I was – and still am – glad for that cut because the scar not only reminds me of dad but also the wound that I still feel over his loss. And even if it has healed, and will continue to just as my own spirits have rebounded to some degree, it will always be a reminder of my great loss (because my father was a great man). In which case the cut was a providential form of self-mutilation. I may have been tempted to do so on my own, but cutting the body is not a proper way to honor God’s good creation. So rather than having a stud in my tongue or a tattoo on my left buttock cheek, I have a scar on my left hand. I can live with that. This day I even relish it.

On or before June 11th I usually buy my dad a birthday gift. In later years when he and my mother were both in a nursing home the challenge of buying something that he could use became greater. Now that I no longer need to buy a gift, I wonder what my failure as a consumer will do to our ailing economy. In fact, I wonder what the effects of death are generally for the economic health of a nation. Clearly, the funeral and flower industries benefit. And the federal government breaths a pint-size sigh of relief to have one more of its citizens off its role of Social Security beneficiaries, not to mention the inordinate expense of Medicare. But if a death brings savings for some and expenses for others, it also means none of the purchases that go with birthdays, Fathers’ Day, anniversaries, and the annual spending spree we call Christmas.

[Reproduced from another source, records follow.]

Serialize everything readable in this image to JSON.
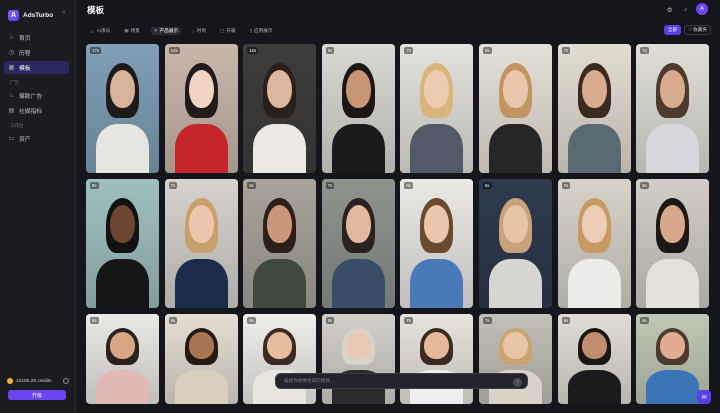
{
  "app": {
    "name": "AdsTurbo",
    "logo_letter": "A"
  },
  "header": {
    "title": "模板",
    "avatar_letter": "A"
  },
  "sidebar": {
    "items": [
      {
        "label": "首页",
        "icon": "home-icon",
        "glyph": "⌂",
        "active": false
      },
      {
        "label": "历程",
        "icon": "history-icon",
        "glyph": "◷",
        "active": false
      },
      {
        "label": "模板",
        "icon": "template-icon",
        "glyph": "▦",
        "active": true
      }
    ],
    "section_ads": "广告",
    "ad_items": [
      {
        "label": "爆款广告",
        "icon": "fire-icon",
        "glyph": "♨"
      },
      {
        "label": "社媒指标",
        "icon": "chart-icon",
        "glyph": "▤"
      }
    ],
    "section_workspace": "工作台",
    "workspace_items": [
      {
        "label": "资产",
        "icon": "folder-icon",
        "glyph": "▭"
      }
    ],
    "credits": "12100.25 credits",
    "upgrade": "升级"
  },
  "tabs": [
    {
      "label": "AI演员",
      "glyph": "☺",
      "active": false
    },
    {
      "label": "场景",
      "glyph": "▣",
      "active": false
    },
    {
      "label": "产品展示",
      "glyph": "✦",
      "active": true
    },
    {
      "label": "时尚",
      "glyph": "◌",
      "active": false
    },
    {
      "label": "开箱",
      "glyph": "▢",
      "active": false
    },
    {
      "label": "应用展示",
      "glyph": "▯",
      "active": false
    }
  ],
  "actions": {
    "primary": "全部",
    "secondary": "收藏夹"
  },
  "prompt": {
    "placeholder": "描述你想要生成的视频..."
  },
  "colors": {
    "accent": "#5b3ee6",
    "active_nav": "#2d2760"
  },
  "cards": [
    {
      "duration": "17s",
      "wall": "#7fa0b6",
      "skin": "#d8b39a",
      "hair": "#1e1a18",
      "top": "#e7e5e0"
    },
    {
      "duration": "12s",
      "wall": "#c9b7ab",
      "skin": "#f1d4c4",
      "hair": "#211b1b",
      "top": "#c4262c"
    },
    {
      "duration": "16s",
      "wall": "#3e3d3c",
      "skin": "#dcb69d",
      "hair": "#2a201b",
      "top": "#ece9e4"
    },
    {
      "duration": "6s",
      "wall": "#d9d8d3",
      "skin": "#c89576",
      "hair": "#1c1715",
      "top": "#1b1b1b"
    },
    {
      "duration": "7s",
      "wall": "#e4e2dc",
      "skin": "#edcbb0",
      "hair": "#d7b57c",
      "top": "#525a68"
    },
    {
      "duration": "6s",
      "wall": "#e6e1d8",
      "skin": "#eac6ac",
      "hair": "#c09561",
      "top": "#262626"
    },
    {
      "duration": "7s",
      "wall": "#e2ddd3",
      "skin": "#d9ab8f",
      "hair": "#3a2a20",
      "top": "#5b6a72"
    },
    {
      "duration": "7s",
      "wall": "#e0ded7",
      "skin": "#d9ab8e",
      "hair": "#4c3a2c",
      "top": "#d6d7da"
    },
    {
      "duration": "8s",
      "wall": "#9fc0bf",
      "skin": "#6d4632",
      "hair": "#111111",
      "top": "#161616"
    },
    {
      "duration": "7s",
      "wall": "#d6d3ce",
      "skin": "#ecc7ad",
      "hair": "#c7a06e",
      "top": "#1c2b4a"
    },
    {
      "duration": "8s",
      "wall": "#a8a49c",
      "skin": "#c9987a",
      "hair": "#2b1f18",
      "top": "#3f4a3c"
    },
    {
      "duration": "7s",
      "wall": "#8f948f",
      "skin": "#e1b99f",
      "hair": "#2a2220",
      "top": "#3a4d68"
    },
    {
      "duration": "8s",
      "wall": "#ebe9e6",
      "skin": "#ebc6ac",
      "hair": "#6a4a2f",
      "top": "#4a79b8"
    },
    {
      "duration": "8s",
      "wall": "#2e3a4e",
      "skin": "#e7c3a8",
      "hair": "#c8a27a",
      "top": "#d8d6d2"
    },
    {
      "duration": "7s",
      "wall": "#d7d3cb",
      "skin": "#edcdb6",
      "hair": "#c69a62",
      "top": "#ececea"
    },
    {
      "duration": "8s",
      "wall": "#d2cdc6",
      "skin": "#d8a88a",
      "hair": "#1d1715",
      "top": "#e4e0da"
    },
    {
      "duration": "9s",
      "wall": "#ebe9e6",
      "skin": "#d6a685",
      "hair": "#2a201c",
      "top": "#e2b9b6"
    },
    {
      "duration": "9s",
      "wall": "#e4ded4",
      "skin": "#a97655",
      "hair": "#241a13",
      "top": "#d9cfbf"
    },
    {
      "duration": "6s",
      "wall": "#f0eeea",
      "skin": "#e5bd9f",
      "hair": "#3b2b22",
      "top": "#e9e6e0"
    },
    {
      "duration": "6s",
      "wall": "#d3d0cb",
      "skin": "#e9c9b4",
      "hair": "#dad3c7",
      "top": "#2b2b2b"
    },
    {
      "duration": "7s",
      "wall": "#e8e4dc",
      "skin": "#e4b99c",
      "hair": "#3a2a20",
      "top": "#efefef"
    },
    {
      "duration": "7s",
      "wall": "#c3c0b9",
      "skin": "#e9c4a9",
      "hair": "#c9a470",
      "top": "#d8d2c8"
    },
    {
      "duration": "6s",
      "wall": "#e1ddd6",
      "skin": "#bf8e6f",
      "hair": "#1b1613",
      "top": "#1c1c1c"
    },
    {
      "duration": "6s",
      "wall": "#bfc8b5",
      "skin": "#e2ad92",
      "hair": "#4d3a2e",
      "top": "#3c74b8"
    }
  ]
}
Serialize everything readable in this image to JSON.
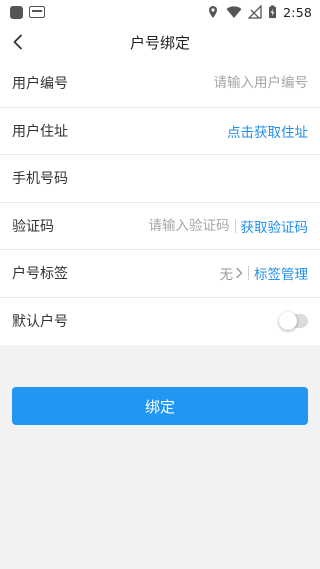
{
  "status_bar": {
    "time": "2:58",
    "left_icons": [
      "app-notification-icon",
      "news-notification-icon"
    ],
    "right_icons": [
      "location-icon",
      "wifi-icon",
      "no-signal-icon",
      "battery-charging-icon"
    ]
  },
  "header": {
    "title": "户号绑定",
    "back_icon": "back-chevron-icon"
  },
  "form": {
    "user_number": {
      "label": "用户编号",
      "placeholder": "请输入用户编号",
      "value": ""
    },
    "address": {
      "label": "用户住址",
      "action": "点击获取住址"
    },
    "phone": {
      "label": "手机号码",
      "value": ""
    },
    "code": {
      "label": "验证码",
      "placeholder": "请输入验证码",
      "value": "",
      "action": "获取验证码"
    },
    "tag": {
      "label": "户号标签",
      "value": "无",
      "action": "标签管理"
    },
    "default": {
      "label": "默认户号",
      "enabled": false
    }
  },
  "bind_button": {
    "label": "绑定"
  },
  "colors": {
    "accent": "#2196f3",
    "link": "#1e8ff0",
    "background": "#f2f2f2"
  }
}
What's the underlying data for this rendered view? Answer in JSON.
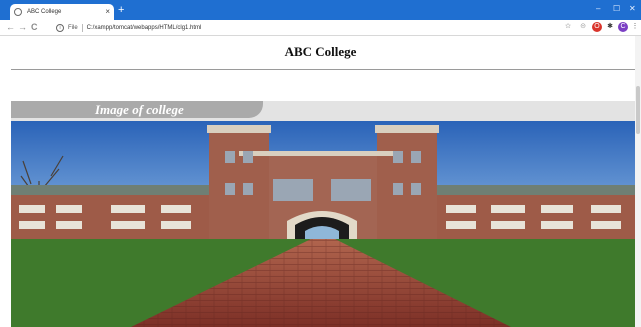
{
  "browser": {
    "tab_title": "ABC College",
    "tab_close": "×",
    "new_tab": "+",
    "minimize": "–",
    "restore": "☐",
    "close": "✕",
    "back": "←",
    "forward": "→",
    "reload": "C",
    "home_icon": "home-icon",
    "url_scheme": "File",
    "url": "C:/xampp/tomcat/webapps/HTML/clg1.html",
    "star": "☆",
    "ext_a": "⊝",
    "ext_b": "O",
    "ext_c": "✱",
    "ext_d": "C",
    "menu": "⋮",
    "accent": "#1f6fd1"
  },
  "page": {
    "title": "ABC College",
    "section_heading": "Image of college",
    "image_alt": "college-building-photo"
  }
}
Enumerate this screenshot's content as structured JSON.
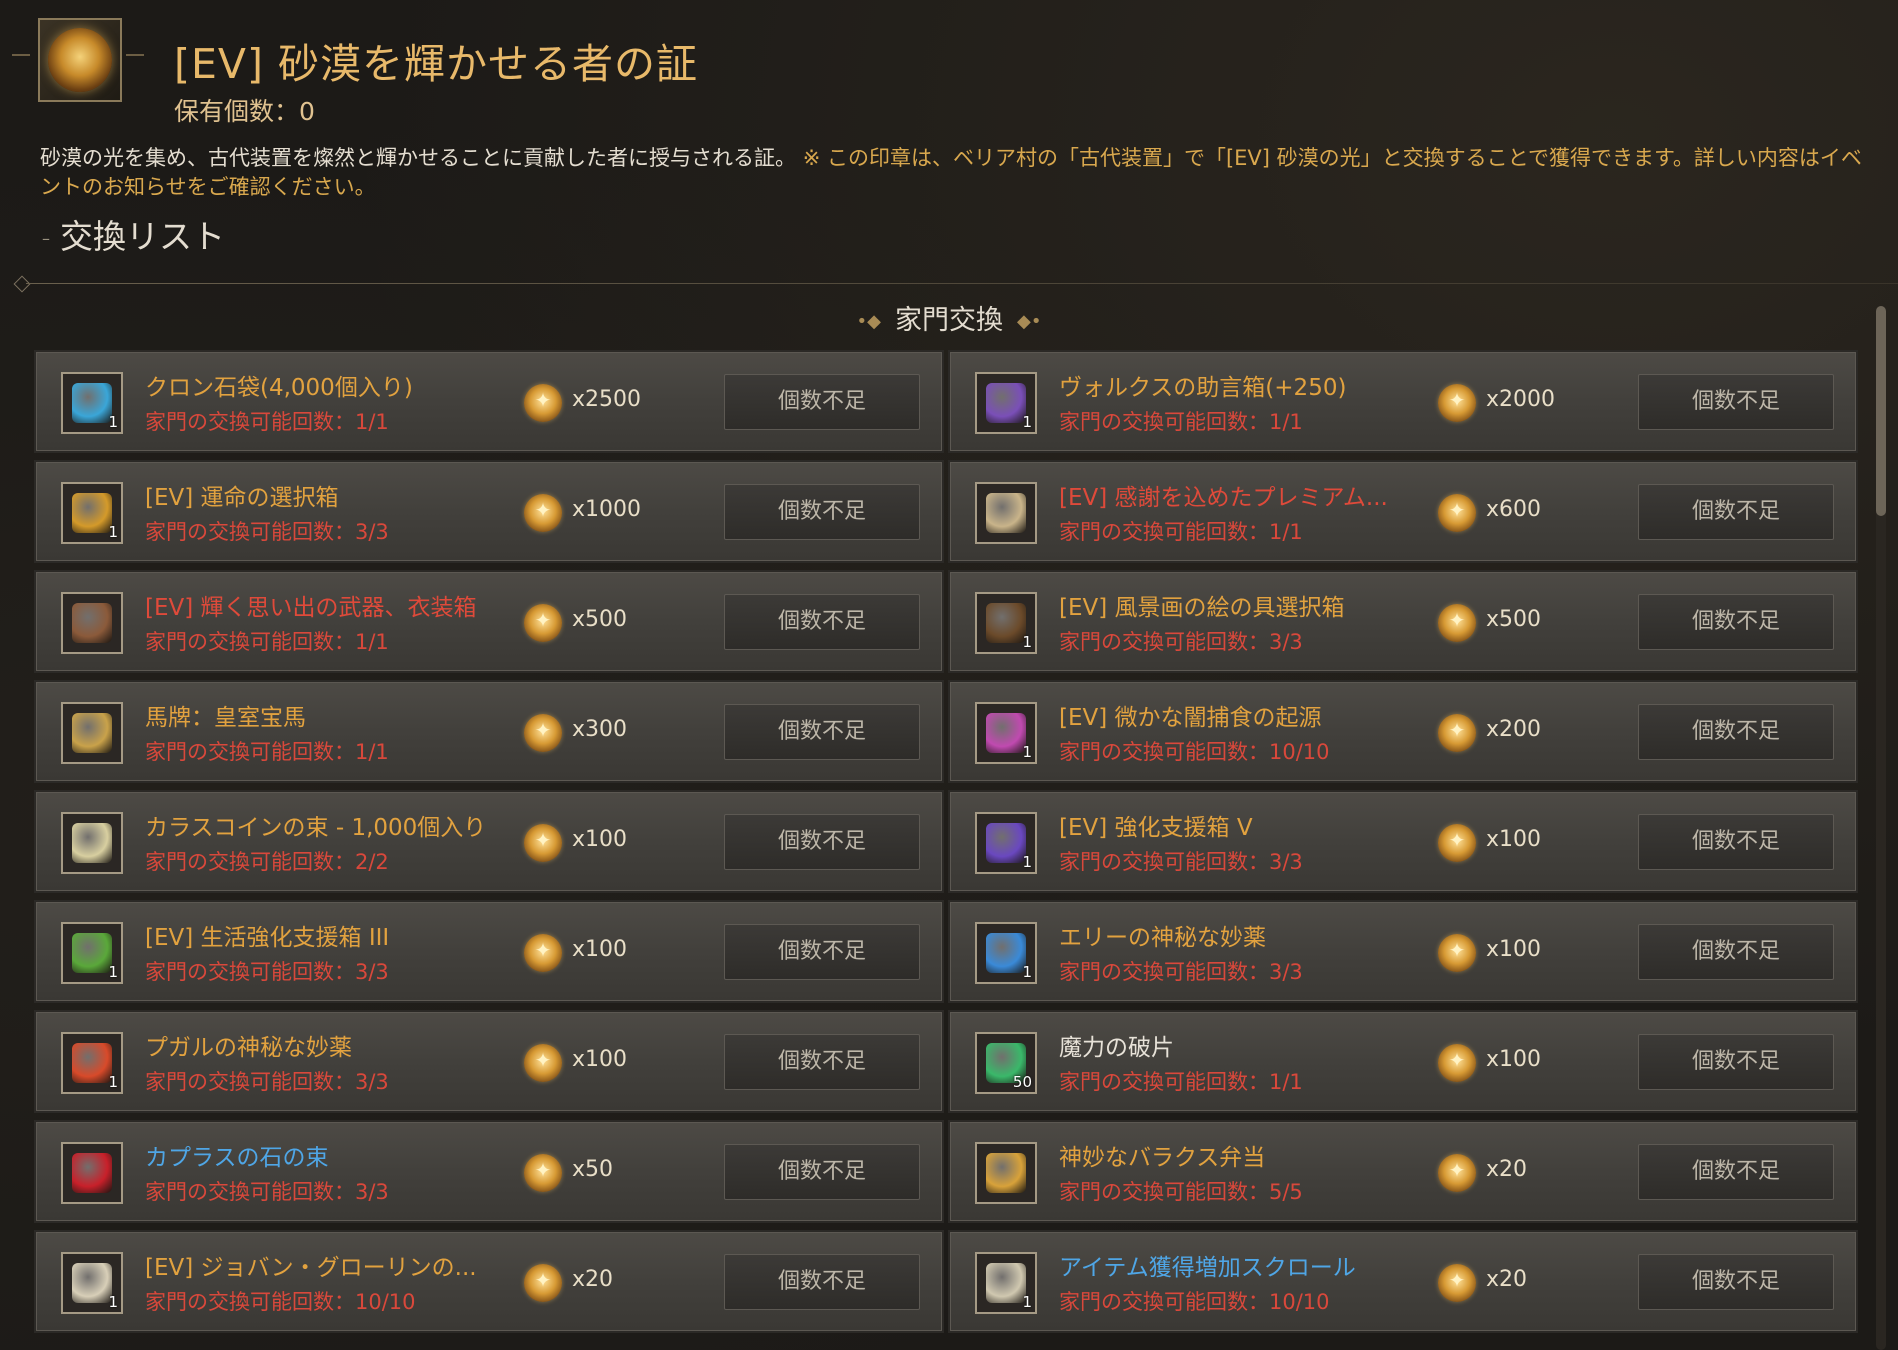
{
  "header": {
    "title": "[EV] 砂漠を輝かせる者の証",
    "owned": "保有個数：0",
    "description_main": "砂漠の光を集め、古代装置を燦然と輝かせることに貢献した者に授与される証。",
    "description_note": "※ この印章は、ベリア村の「古代装置」で「[EV] 砂漠の光」と交換することで獲得できます。詳しい内容はイベントのお知らせをご確認ください。",
    "list_title": "交換リスト",
    "list_dash": "–"
  },
  "section": {
    "title": "家門交換",
    "ornament_left": "•◆",
    "ornament_right": "◆•"
  },
  "colors": {
    "orange": "#e2a23f",
    "red": "#df4a3a",
    "white": "#e7e2d8",
    "blue": "#4fa6e6",
    "limit_red": "#d9483b"
  },
  "items": [
    {
      "name": "クロン石袋(4,000個入り)",
      "name_color": "orange",
      "limit": "家門の交換可能回数：1/1",
      "cost": "x2500",
      "qty": "1",
      "icon": "blue-chest-icon",
      "icon_color": "#3aa6d8",
      "button": "個数不足"
    },
    {
      "name": "ヴォルクスの助言箱(+250)",
      "name_color": "orange",
      "limit": "家門の交換可能回数：1/1",
      "cost": "x2000",
      "qty": "1",
      "icon": "purple-chest-icon",
      "icon_color": "#7a4fb8",
      "button": "個数不足"
    },
    {
      "name": "[EV] 運命の選択箱",
      "name_color": "orange",
      "limit": "家門の交換可能回数：3/3",
      "cost": "x1000",
      "qty": "1",
      "icon": "gold-chest-icon",
      "icon_color": "#d49a2a",
      "button": "個数不足"
    },
    {
      "name": "[EV] 感謝を込めたプレミアム...",
      "name_color": "red",
      "limit": "家門の交換可能回数：1/1",
      "cost": "x600",
      "qty": "",
      "icon": "premium-box-icon",
      "icon_color": "#c9b48a",
      "button": "個数不足"
    },
    {
      "name": "[EV] 輝く思い出の武器、衣装箱",
      "name_color": "red",
      "limit": "家門の交換可能回数：1/1",
      "cost": "x500",
      "qty": "",
      "icon": "wooden-chest-icon",
      "icon_color": "#8b5a3a",
      "button": "個数不足"
    },
    {
      "name": "[EV] 風景画の絵の具選択箱",
      "name_color": "orange",
      "limit": "家門の交換可能回数：3/3",
      "cost": "x500",
      "qty": "1",
      "icon": "paint-box-icon",
      "icon_color": "#6b4a2a",
      "button": "個数不足"
    },
    {
      "name": "馬牌：皇室宝馬",
      "name_color": "orange",
      "limit": "家門の交換可能回数：1/1",
      "cost": "x300",
      "qty": "",
      "icon": "horse-medal-icon",
      "icon_color": "#c9a24a",
      "button": "個数不足"
    },
    {
      "name": "[EV] 微かな闇捕食の起源",
      "name_color": "orange",
      "limit": "家門の交換可能回数：10/10",
      "cost": "x200",
      "qty": "1",
      "icon": "spiral-orb-icon",
      "icon_color": "#c04ab0",
      "button": "個数不足"
    },
    {
      "name": "カラスコインの束 - 1,000個入り",
      "name_color": "orange",
      "limit": "家門の交換可能回数：2/2",
      "cost": "x100",
      "qty": "",
      "icon": "coin-pouch-icon",
      "icon_color": "#d8cfa0",
      "button": "個数不足"
    },
    {
      "name": "[EV] 強化支援箱 V",
      "name_color": "orange",
      "limit": "家門の交換可能回数：3/3",
      "cost": "x100",
      "qty": "1",
      "icon": "enhance-box-icon",
      "icon_color": "#6a48c0",
      "button": "個数不足"
    },
    {
      "name": "[EV] 生活強化支援箱 III",
      "name_color": "orange",
      "limit": "家門の交換可能回数：3/3",
      "cost": "x100",
      "qty": "1",
      "icon": "life-box-icon",
      "icon_color": "#5aa83a",
      "button": "個数不足"
    },
    {
      "name": "エリーの神秘な妙薬",
      "name_color": "orange",
      "limit": "家門の交換可能回数：3/3",
      "cost": "x100",
      "qty": "1",
      "icon": "blue-potion-icon",
      "icon_color": "#3a8ad8",
      "button": "個数不足"
    },
    {
      "name": "プガルの神秘な妙薬",
      "name_color": "orange",
      "limit": "家門の交換可能回数：3/3",
      "cost": "x100",
      "qty": "1",
      "icon": "red-potion-icon",
      "icon_color": "#d84a2a",
      "button": "個数不足"
    },
    {
      "name": "魔力の破片",
      "name_color": "white",
      "limit": "家門の交換可能回数：1/1",
      "cost": "x100",
      "qty": "50",
      "icon": "green-shard-icon",
      "icon_color": "#3ab86a",
      "button": "個数不足"
    },
    {
      "name": "カプラスの石の束",
      "name_color": "blue",
      "limit": "家門の交換可能回数：3/3",
      "cost": "x50",
      "qty": "",
      "icon": "red-stone-icon",
      "icon_color": "#c8202a",
      "button": "個数不足"
    },
    {
      "name": "神妙なバラクス弁当",
      "name_color": "orange",
      "limit": "家門の交換可能回数：5/5",
      "cost": "x20",
      "qty": "",
      "icon": "lunchbox-icon",
      "icon_color": "#d8a23a",
      "button": "個数不足"
    },
    {
      "name": "[EV] ジョバン・グローリンの...",
      "name_color": "orange",
      "limit": "家門の交換可能回数：10/10",
      "cost": "x20",
      "qty": "1",
      "icon": "letter-icon",
      "icon_color": "#d8cfb8",
      "button": "個数不足"
    },
    {
      "name": "アイテム獲得増加スクロール",
      "name_color": "blue",
      "limit": "家門の交換可能回数：10/10",
      "cost": "x20",
      "qty": "1",
      "icon": "scroll-icon",
      "icon_color": "#d0c8b0",
      "button": "個数不足"
    }
  ]
}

So to do my part for the economy, I’ll have to go out and spend on some “spirituous” refreshments. If I drink enough tonight to spend the amount I’d normally use to buy a birthday gift, the elixir may not only further heal my wounds but pickle them.